Labor productivity – defined as output per hour – rose in 69 percent of the 52 service-providing and mining industries studied in 2010, the U.S. Bureau of Labor Statistics reported. This was up from 42 percent in 2009. Unit labor costs, which reflect the total labor costs required to produce a unit of output, declined in 46 percent of the industries in 2010, compared to 35 percent in 2009.
Productivity increased in more industries in 2010 than in any year since 2003, while output rose in more industries than in any year since 2007. The number of industries with increases in output and the number of industries with increases in hours both rose in 2010 after declining in 2007, 2008, and 2009. However, declining hours continued to contribute to productivity gains for many industries. Of the industries with productivity increases in 2010, 72 percent registered output increases, while 86 percent posted declines in labor hours.
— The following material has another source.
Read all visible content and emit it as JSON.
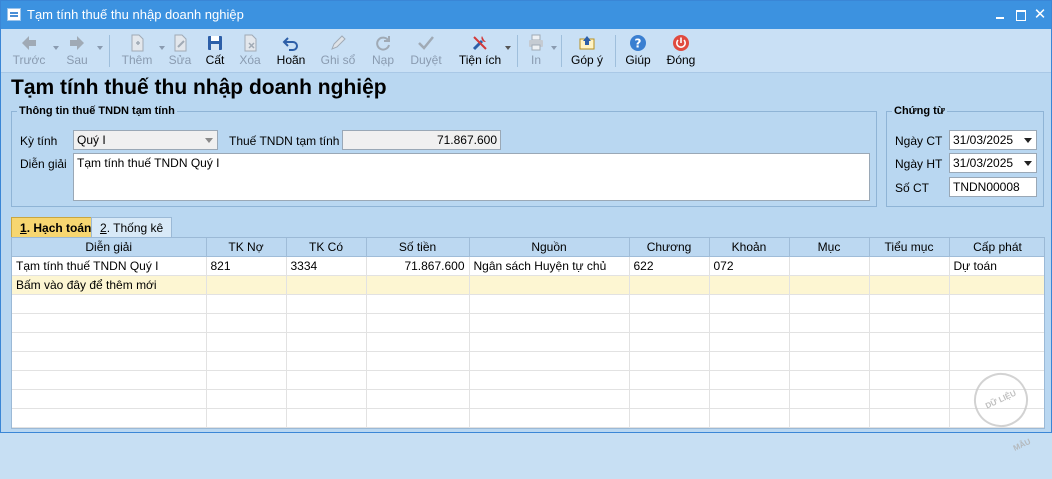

Unit labor costs fell in 23 of 47 service-providing industries, the most since 2003, but in only one of the five mining industries in 2010. Industry labor productivity measures are updated as data become available.
Mining industries output per hour rose in four of the five detailed mining industries studied; only coal mining posted a productivity decline. Productivity was particularly strong in the support activities for mining industry, where strong growth in output exceeded a large increase in labor hours.
However, because support activities for mining are completely consumed by other mining industries, they are not included in the final output leaving the sector. After excluding support activities for mining, overall productivity for the mining sector declined slightly, as output grew more slowly than hours.
Industry productivity performance over the long term contrasts with the performance in 2010. Between 1987 and 2010, labor productivity increased in 87 percent of the detailed service-providing and mining industries, with more than 70 percent of industries recording average productivity growth between 0.1 and 4.0 percent per year. In 2010, large productivity gains were more common than over the longer term; 35 percent of industries posted productivity gains of 6.1 percent or more, the most since 1998.